Beginning February 12 and running until March 14, the Coral Gables Community Foundation will present an art initiative called Illuminate Coral Gables (ICG). The project will use “light and technology to transform public art by day into magical and mysterious work at night,” the Board of ICG said in a statement (PDF).
The museum-quality exhibition will use “art and culture as a beacon of resiliency, community strength, and support for the City’s residents, visitors, and small business community downtown,” the board said. “Once the pandemic struck, it was clear that ICG was the perfect exhibition for tough times because it’s free and can be safely navigated outdoors by foot, bicycle, or vehicle.”
Artwork Specific For Coral Gables
ICG features art installations, sculpture, and video projections created for Coral Gables locations. Indeed, seven of the artworks are new, site-specific commissions. ICG, which is curated by Lance M. Fung along with Catherine Cathers, Jennifer Easton, and Rosie Gordon-Wallace, features work by international, national, and local artists.
“What’s really exciting about Illuminate is that it’s much more than a light festival,” City of Coral Gables Mayor Raul Valdes-Fauli said. “This festival will display the works of world-renowned artists illuminating buildings in our city.”
Catherine Cathers, an IGC board member and arts and culture specialist, adds that “Each piece has layers to experience and just like a museum exhibition, repeat viewing is a must!”
Artists And Their Work
One of the works to be displayed is Kiki Smith’s Blue Night — a site-specific commission which will be installed in Giralda Plaza. The piece reflects Smith’s interest in stars and constellations.
“Forty-two suspended mirrored renderings of animal constellations from both the Northern and Southern Hemispheres will reflect light through transparent blue backgrounds: holographic vinyl denotes the stars that comprise the constellations,” a Broadway World article explains. “An Augmented Reality … component will enable viewers to see ghosted constellation images and asterism [a well-known pattern or group of stars] on their devices throughout the day and night.”
Another work to be featured is Cai Guo-Qiang’s Fireflies. Originally commissioned by the Association for Public Art with Fung Collaboratives, the project made its debut in 2017 in Philadelphia. Curated by Fung, Fireflies received major support from the Pew Center for Arts and Heritage, the John S. and James L. Knight Foundation, and the National Endowment for the Arts.
An interactive work, Fireflies is comprised of 27 pedicabs with 1,000 handmade silk Chinese lanterns. Essentially interactive sculptures, the pedicabs move through the city, taking visitors for free rides.

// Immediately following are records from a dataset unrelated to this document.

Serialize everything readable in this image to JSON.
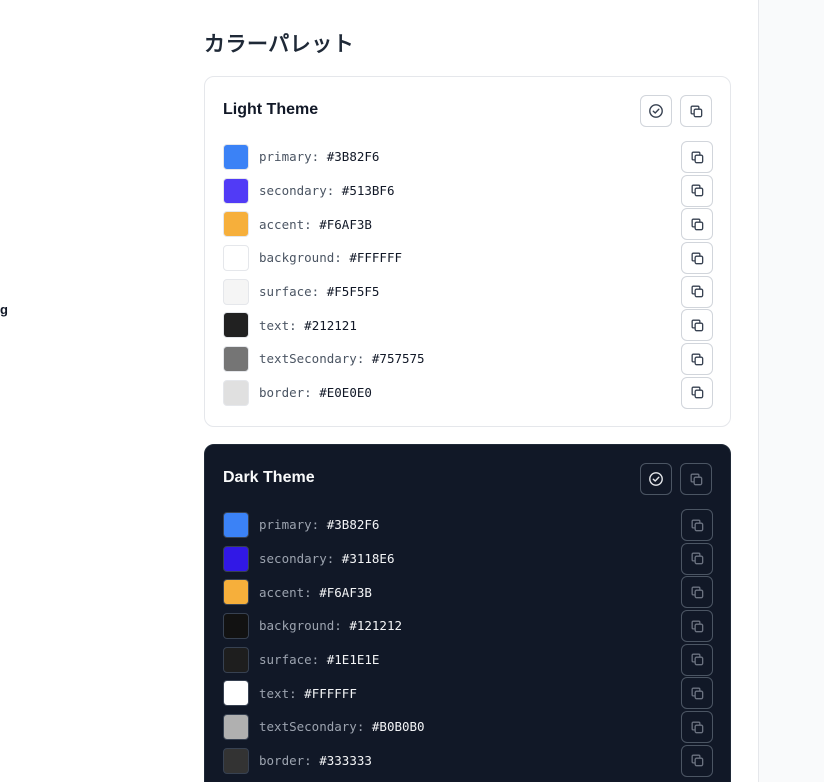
{
  "page": {
    "title": "カラーパレット",
    "left_edge_text": "g"
  },
  "light_theme": {
    "title": "Light Theme",
    "colors": [
      {
        "key": "primary:",
        "value": "#3B82F6",
        "swatch": "#3B82F6"
      },
      {
        "key": "secondary:",
        "value": "#513BF6",
        "swatch": "#513BF6"
      },
      {
        "key": "accent:",
        "value": "#F6AF3B",
        "swatch": "#F6AF3B"
      },
      {
        "key": "background:",
        "value": "#FFFFFF",
        "swatch": "#FFFFFF"
      },
      {
        "key": "surface:",
        "value": "#F5F5F5",
        "swatch": "#F5F5F5"
      },
      {
        "key": "text:",
        "value": "#212121",
        "swatch": "#212121"
      },
      {
        "key": "textSecondary:",
        "value": "#757575",
        "swatch": "#757575"
      },
      {
        "key": "border:",
        "value": "#E0E0E0",
        "swatch": "#E0E0E0"
      }
    ]
  },
  "dark_theme": {
    "title": "Dark Theme",
    "colors": [
      {
        "key": "primary:",
        "value": "#3B82F6",
        "swatch": "#3B82F6"
      },
      {
        "key": "secondary:",
        "value": "#3118E6",
        "swatch": "#3118E6"
      },
      {
        "key": "accent:",
        "value": "#F6AF3B",
        "swatch": "#F6AF3B"
      },
      {
        "key": "background:",
        "value": "#121212",
        "swatch": "#121212"
      },
      {
        "key": "surface:",
        "value": "#1E1E1E",
        "swatch": "#1E1E1E"
      },
      {
        "key": "text:",
        "value": "#FFFFFF",
        "swatch": "#FFFFFF"
      },
      {
        "key": "textSecondary:",
        "value": "#B0B0B0",
        "swatch": "#B0B0B0"
      },
      {
        "key": "border:",
        "value": "#333333",
        "swatch": "#333333"
      }
    ]
  },
  "icons": {
    "header_check": "check-circle-icon",
    "copy": "copy-icon"
  }
}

When he was invited to curate and produce IGC, Fung immediately asked Cai Guo-Qiang to participate.
“Fireflies is one of the most successful and historic public artworks I have been a part of,” Fung said. “It’s about bringing people together, sharing stories, and reinforcing the value of community — all while being a deeply conceptual artwork — by embracing different cultures and the actual general public it’s meant to serve.”
There are, of course, other artists whose work will be on display at Illuminate Coral Gables. They are Carlos Estevez, David Gumbs, Sandra Ramos, Joseph Mills, the artist team of Antonia Wright and Ruben Millares, and Jonathan Perez — in collaboration with Florida International University art and art history students.
Know Before You Go
The inaugural edition of Illuminate Coral Gables runs February 12 to March 14, and admission is free. Coral Gables is around 5 miles from Miami.
As you would expect, numerous safety measures will be followed, including the requirement for facial coverings and social distancing. Hand-sanitizing stations will be available.
A map of the art’s installations can be found here.
While you’re in the area, consider: